WHAT IS NEEDED
Scan the listing for the word "this" and report every line that contains it.

RECORD SET

+---+

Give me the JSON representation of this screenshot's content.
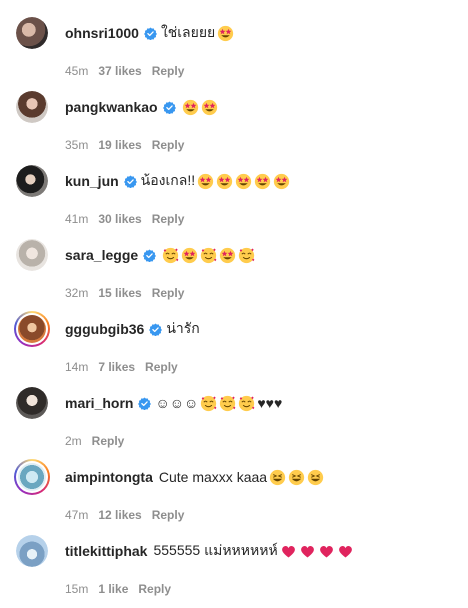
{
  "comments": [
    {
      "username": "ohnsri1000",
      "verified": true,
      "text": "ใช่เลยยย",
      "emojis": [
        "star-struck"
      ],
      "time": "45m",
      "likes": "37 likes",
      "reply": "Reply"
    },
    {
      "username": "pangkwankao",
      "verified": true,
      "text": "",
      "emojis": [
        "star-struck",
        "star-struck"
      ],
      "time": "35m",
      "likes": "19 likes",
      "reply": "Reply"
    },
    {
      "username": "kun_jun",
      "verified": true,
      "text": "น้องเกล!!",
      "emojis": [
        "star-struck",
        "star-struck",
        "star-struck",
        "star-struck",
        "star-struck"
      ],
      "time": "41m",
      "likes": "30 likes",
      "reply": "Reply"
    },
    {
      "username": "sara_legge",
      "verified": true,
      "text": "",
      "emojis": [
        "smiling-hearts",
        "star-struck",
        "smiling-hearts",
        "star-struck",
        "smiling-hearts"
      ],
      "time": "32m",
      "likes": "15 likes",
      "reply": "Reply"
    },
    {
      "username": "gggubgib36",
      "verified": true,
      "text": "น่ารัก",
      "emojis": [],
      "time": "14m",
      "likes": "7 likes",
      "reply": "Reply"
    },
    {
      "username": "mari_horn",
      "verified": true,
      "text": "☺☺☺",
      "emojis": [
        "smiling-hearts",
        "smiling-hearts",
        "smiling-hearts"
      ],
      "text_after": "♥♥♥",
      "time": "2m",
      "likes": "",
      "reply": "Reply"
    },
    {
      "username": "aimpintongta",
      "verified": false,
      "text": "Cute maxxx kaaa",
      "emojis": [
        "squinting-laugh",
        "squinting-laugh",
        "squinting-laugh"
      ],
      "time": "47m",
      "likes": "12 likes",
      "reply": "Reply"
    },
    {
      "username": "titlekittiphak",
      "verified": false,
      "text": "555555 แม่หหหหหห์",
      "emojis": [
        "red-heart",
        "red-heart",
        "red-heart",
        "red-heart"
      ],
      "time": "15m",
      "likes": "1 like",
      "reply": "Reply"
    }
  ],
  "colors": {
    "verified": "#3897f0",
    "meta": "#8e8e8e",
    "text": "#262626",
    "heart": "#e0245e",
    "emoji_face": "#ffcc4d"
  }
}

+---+

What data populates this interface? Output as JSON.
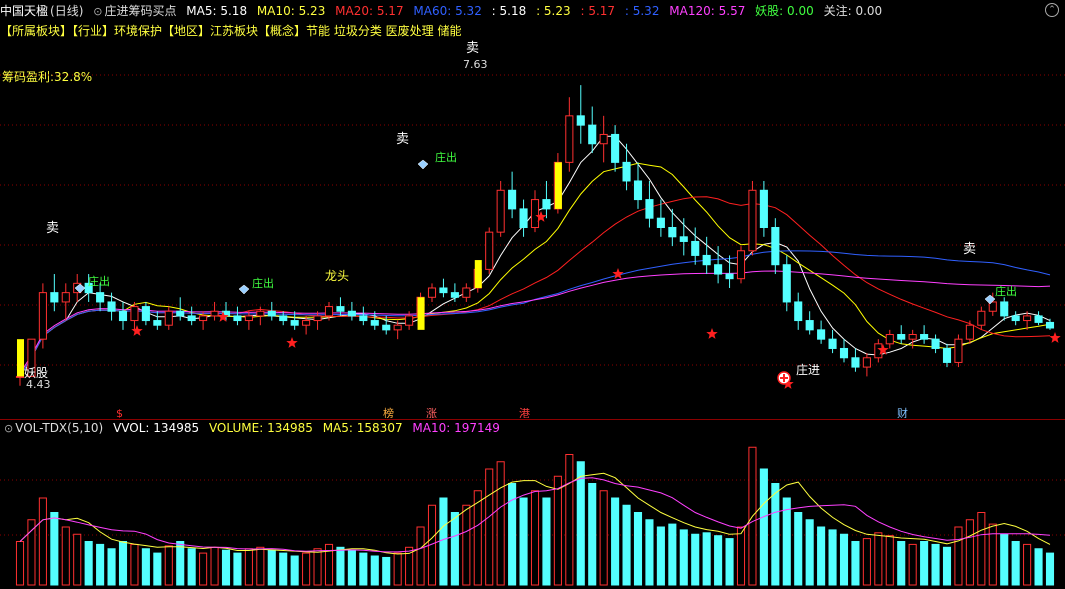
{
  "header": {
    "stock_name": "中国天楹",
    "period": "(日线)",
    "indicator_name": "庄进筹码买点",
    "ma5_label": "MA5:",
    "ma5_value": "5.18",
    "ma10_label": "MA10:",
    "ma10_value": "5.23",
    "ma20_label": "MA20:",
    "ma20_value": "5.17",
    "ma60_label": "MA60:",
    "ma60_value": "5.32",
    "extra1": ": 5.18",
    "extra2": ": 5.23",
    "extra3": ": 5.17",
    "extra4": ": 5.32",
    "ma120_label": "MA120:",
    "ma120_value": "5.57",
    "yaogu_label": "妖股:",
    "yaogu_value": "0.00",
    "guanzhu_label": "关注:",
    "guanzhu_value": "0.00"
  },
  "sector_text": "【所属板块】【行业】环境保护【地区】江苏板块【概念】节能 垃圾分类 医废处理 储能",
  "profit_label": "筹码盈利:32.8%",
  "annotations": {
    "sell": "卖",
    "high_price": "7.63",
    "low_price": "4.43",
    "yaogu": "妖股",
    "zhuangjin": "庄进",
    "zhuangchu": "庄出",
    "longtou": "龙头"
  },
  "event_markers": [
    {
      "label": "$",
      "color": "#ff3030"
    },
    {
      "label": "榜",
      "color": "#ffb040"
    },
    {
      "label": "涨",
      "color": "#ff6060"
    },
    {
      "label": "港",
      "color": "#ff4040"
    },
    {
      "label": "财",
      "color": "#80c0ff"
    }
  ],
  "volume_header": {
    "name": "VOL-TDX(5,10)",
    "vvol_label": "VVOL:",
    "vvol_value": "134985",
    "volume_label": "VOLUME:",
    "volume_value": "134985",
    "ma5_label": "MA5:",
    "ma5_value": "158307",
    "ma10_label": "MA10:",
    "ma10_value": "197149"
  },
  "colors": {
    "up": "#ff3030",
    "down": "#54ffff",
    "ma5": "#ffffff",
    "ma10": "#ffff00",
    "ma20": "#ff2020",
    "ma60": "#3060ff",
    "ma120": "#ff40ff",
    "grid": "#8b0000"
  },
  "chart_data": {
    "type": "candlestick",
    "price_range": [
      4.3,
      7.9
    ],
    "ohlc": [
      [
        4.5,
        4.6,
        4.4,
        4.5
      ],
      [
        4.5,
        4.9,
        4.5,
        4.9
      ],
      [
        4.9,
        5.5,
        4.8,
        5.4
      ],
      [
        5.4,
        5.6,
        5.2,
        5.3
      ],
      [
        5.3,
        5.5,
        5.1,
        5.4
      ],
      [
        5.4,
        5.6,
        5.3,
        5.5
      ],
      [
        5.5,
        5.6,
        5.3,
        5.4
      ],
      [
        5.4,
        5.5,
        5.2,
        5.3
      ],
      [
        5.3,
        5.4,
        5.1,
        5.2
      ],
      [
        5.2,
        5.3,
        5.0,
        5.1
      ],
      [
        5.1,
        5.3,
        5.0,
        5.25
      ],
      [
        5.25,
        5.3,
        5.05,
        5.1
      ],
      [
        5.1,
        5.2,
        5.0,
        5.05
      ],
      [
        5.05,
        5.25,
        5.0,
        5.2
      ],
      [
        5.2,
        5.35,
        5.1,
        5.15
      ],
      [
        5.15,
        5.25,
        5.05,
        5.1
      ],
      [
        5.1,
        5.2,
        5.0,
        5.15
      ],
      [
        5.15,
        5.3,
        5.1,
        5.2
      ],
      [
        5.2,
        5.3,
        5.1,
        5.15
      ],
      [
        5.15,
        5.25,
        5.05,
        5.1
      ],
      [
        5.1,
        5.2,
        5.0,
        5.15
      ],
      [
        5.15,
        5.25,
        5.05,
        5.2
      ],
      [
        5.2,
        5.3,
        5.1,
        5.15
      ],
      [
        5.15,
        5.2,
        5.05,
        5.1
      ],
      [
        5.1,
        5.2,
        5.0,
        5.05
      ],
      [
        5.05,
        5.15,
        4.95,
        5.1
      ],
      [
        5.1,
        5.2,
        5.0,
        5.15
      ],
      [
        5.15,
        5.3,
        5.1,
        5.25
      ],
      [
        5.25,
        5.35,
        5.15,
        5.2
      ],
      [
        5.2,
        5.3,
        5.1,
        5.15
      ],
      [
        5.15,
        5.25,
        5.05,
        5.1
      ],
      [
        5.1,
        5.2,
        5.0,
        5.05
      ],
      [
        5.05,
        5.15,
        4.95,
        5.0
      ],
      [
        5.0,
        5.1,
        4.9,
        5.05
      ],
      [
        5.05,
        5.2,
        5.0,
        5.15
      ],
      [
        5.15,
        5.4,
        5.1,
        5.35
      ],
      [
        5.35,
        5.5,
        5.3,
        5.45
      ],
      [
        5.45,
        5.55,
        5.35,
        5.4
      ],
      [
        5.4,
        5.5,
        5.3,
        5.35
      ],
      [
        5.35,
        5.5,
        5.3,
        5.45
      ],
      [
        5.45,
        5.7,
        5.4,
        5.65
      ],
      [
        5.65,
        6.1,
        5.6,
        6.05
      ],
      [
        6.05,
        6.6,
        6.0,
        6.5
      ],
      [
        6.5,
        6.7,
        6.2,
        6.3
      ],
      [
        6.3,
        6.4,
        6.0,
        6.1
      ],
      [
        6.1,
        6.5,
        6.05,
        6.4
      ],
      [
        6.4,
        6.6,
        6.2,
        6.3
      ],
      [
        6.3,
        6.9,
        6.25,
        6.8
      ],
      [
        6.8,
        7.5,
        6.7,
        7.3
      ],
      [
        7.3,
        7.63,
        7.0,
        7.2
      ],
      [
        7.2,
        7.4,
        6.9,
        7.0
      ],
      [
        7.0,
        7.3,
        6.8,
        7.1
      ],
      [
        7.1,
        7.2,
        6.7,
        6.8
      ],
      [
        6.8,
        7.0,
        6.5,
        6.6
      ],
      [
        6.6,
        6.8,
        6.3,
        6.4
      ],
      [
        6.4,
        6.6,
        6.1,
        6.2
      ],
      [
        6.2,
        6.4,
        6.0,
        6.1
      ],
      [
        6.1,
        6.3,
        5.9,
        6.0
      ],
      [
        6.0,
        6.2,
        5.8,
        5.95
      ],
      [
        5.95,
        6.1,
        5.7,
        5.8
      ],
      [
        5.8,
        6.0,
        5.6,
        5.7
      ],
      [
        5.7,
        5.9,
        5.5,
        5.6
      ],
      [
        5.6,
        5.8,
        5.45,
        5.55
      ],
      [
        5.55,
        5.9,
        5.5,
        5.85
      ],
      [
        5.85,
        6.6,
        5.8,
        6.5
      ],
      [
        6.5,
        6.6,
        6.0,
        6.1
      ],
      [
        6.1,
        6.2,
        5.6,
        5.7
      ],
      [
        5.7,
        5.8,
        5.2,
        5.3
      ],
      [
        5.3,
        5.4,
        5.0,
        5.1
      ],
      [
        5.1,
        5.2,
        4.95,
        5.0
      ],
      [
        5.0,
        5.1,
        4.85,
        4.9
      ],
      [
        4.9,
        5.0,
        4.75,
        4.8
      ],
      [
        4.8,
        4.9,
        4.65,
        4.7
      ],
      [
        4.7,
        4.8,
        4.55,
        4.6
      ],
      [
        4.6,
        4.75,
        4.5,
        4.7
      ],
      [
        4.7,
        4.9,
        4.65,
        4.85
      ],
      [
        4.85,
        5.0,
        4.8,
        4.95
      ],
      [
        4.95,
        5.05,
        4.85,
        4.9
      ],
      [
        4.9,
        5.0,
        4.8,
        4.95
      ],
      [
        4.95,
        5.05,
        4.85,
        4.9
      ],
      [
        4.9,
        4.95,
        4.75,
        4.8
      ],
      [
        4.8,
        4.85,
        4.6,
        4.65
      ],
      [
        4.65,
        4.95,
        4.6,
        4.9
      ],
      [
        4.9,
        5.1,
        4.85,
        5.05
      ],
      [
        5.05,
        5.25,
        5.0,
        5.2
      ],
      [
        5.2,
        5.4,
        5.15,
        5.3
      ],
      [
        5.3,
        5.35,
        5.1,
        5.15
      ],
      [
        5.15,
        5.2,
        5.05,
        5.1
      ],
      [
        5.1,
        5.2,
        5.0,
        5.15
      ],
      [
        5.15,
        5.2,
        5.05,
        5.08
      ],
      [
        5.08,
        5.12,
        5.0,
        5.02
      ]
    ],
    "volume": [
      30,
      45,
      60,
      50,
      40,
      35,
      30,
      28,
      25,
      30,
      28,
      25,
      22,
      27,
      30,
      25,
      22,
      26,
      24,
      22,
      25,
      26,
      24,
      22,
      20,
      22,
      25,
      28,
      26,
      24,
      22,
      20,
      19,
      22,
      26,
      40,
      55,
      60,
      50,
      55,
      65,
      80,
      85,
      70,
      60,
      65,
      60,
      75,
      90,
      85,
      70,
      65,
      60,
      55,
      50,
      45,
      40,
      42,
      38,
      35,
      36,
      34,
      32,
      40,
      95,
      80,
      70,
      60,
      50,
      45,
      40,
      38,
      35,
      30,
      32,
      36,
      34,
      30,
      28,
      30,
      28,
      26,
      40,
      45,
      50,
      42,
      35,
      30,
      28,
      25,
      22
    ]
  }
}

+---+

RESPONSE BOX
Give me the JSON representation of this screenshot's content.
What data populates this interface? Output as JSON.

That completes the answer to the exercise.